MILWAUKEE – Today the Milwaukee County Board of Supervisors unanimously adopted a proposal by Supervisors Liz Sumner and Ryan Clancy to provide eight weeks of paid parental leave for county employees.
“At its core, paid parental leave is a needed investment in the health, happiness, and retention of our Milwaukee County employees,” said Supervisor Sumner. “The research on this is clear: offering paid leave is a win for parents, for kids, and for employers. I would like to thank Alderwoman Marina Dimitrijevic for her leadership on this issue at the City of Milwaukee and my Legislative Aide Dan Brophy for his efforts to move this policy forward.”
County Board Chairwoman Marcelia Nicholson, County Executive David Crowley, and County Supervisors Shawn Rolland, Steven Shea, Jason Haas, Joseph J. Czarnezki, Felesia A. Martin, Willie Johnson Jr., Sequanna Taylor, Priscilla E. Coggs-Jones, Russell Antonio Goodwin, Sr., and Sheldon A. Wasserman enthusiastically cosponsored the resolution.
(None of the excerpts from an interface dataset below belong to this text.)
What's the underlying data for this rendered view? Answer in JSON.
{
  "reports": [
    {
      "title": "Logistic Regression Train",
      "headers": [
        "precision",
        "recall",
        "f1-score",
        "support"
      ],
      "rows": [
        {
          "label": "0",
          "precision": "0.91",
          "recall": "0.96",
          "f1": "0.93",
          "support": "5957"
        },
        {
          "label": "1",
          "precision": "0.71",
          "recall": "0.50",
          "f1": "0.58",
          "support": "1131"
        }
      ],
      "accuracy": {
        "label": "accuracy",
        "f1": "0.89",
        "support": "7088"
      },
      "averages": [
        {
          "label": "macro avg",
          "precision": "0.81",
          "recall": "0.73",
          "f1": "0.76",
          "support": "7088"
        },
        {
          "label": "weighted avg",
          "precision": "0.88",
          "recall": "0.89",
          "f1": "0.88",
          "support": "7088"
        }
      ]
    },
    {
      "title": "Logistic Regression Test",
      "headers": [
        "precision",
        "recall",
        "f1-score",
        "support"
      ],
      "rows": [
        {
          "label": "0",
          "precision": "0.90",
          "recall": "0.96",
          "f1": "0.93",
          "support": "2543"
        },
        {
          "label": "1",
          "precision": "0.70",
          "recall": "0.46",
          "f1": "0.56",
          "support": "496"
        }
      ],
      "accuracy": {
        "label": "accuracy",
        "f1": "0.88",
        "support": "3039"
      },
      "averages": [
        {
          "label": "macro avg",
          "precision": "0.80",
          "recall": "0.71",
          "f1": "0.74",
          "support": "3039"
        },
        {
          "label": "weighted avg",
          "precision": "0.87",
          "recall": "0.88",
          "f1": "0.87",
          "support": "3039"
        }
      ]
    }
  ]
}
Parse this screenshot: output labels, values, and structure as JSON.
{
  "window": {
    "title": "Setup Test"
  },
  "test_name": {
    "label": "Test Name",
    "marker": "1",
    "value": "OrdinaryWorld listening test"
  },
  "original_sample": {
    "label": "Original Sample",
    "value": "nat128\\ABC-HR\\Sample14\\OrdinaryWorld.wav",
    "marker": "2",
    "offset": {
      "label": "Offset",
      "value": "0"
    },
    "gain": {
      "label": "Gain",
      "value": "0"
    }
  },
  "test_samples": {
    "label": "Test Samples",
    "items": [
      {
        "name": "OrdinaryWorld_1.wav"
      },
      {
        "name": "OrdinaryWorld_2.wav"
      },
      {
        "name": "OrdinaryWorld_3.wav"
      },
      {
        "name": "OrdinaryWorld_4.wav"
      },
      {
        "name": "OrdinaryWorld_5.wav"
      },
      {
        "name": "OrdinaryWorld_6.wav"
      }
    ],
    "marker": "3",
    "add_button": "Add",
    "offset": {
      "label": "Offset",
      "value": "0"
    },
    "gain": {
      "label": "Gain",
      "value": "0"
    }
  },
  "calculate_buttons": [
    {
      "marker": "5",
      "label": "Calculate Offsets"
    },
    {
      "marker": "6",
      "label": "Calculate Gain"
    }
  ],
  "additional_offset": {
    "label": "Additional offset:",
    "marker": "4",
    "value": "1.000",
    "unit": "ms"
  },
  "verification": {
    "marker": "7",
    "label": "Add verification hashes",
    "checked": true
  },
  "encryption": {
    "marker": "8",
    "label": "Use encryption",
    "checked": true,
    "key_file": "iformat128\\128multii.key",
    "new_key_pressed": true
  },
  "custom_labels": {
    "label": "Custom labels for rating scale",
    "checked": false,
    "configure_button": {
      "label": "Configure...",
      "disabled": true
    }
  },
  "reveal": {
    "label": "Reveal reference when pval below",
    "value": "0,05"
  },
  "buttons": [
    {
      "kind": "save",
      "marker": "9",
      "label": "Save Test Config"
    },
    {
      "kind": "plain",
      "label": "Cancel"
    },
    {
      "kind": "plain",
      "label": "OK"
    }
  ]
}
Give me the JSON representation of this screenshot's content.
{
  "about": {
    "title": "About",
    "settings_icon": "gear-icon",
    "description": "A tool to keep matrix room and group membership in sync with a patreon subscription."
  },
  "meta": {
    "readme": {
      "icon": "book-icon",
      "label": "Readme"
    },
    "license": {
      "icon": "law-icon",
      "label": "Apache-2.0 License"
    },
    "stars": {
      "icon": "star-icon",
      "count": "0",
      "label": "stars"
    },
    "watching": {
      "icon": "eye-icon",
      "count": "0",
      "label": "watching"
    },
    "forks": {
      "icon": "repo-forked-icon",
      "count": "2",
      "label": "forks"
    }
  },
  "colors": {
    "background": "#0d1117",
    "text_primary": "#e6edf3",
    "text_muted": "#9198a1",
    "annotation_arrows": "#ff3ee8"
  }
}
“Both a birth and a loss require space from a compassionate employer,” said Supervisor Clancy. “I have been privileged to be able to take time off from work after the birth of my children and can speak personally to what an amazing and powerful experience that was. It is time for Milwaukee County to extend that same opportunity to its employees.”
Eligible employees will have eight weeks of paid leave available for the birth of a child or adoption of a child under the age of 5 under the new policy. A birthing parent will be eligible for additional days of leave in instances of devastating situations such as stillbirth or miscarriage. Paid leave will extend, in the case of birth or adoption, to parents and guardians alike.
“I am proud that Milwaukee County will soon offer paid parental leave to its employees, and that we were able to adopt this policy during Women’s History Month,” said Chairwoman Nicholson. “We’ve seen the disparate outcomes that occur when women are forced to take vacation days, sick time, or even unpaid leave to care for a newborn or adopted child, especially during the pandemic. Women should not have to choose between their families and their careers.”
According to the Kaiser Family Foundation, paid parental leave is associated with improved physical and mental health for new parents, decreased infant mortality, and increased financial security for caregivers.
This policy better aligns the county’s employee benefits with its vision of becoming the healthiest county in Wisconsin by achieving racial equity. Black and Brown workers are less likely to have access to paid leave. This new paid parental leave policy will bolster Milwaukee County’s commitment to racial equity, health and wellness, and creating a welcoming and attractive environment for all employees.
“Paid Parental Leave policy is equity in action as we seek to support our employees and reverse the effects of generations of discriminatory policies that prevented families of color from earning higher wages, building emergency savings, and accessing financial resources that would allow them to take the time needed to care for their children – at any stage of their development,” said Milwaukee County Executive David Crowley. “I look forward to signing this legislation and hope employers in Milwaukee County follow our lead in providing employees more flexibility to care for their children.”
Milwaukee County employs around 4,000 individuals, and like many businesses and organizations across the country, faces headwinds in hiring for open positions. Paid parental leave aims to increase the competitiveness of the county’s benefits package and set Milwaukee County apart from peers that do not offer parental leave.
The resolution now heads to the desk of County Executive Crowley. Once signed, eligible employees can request parental leave beginning June 6, 2022.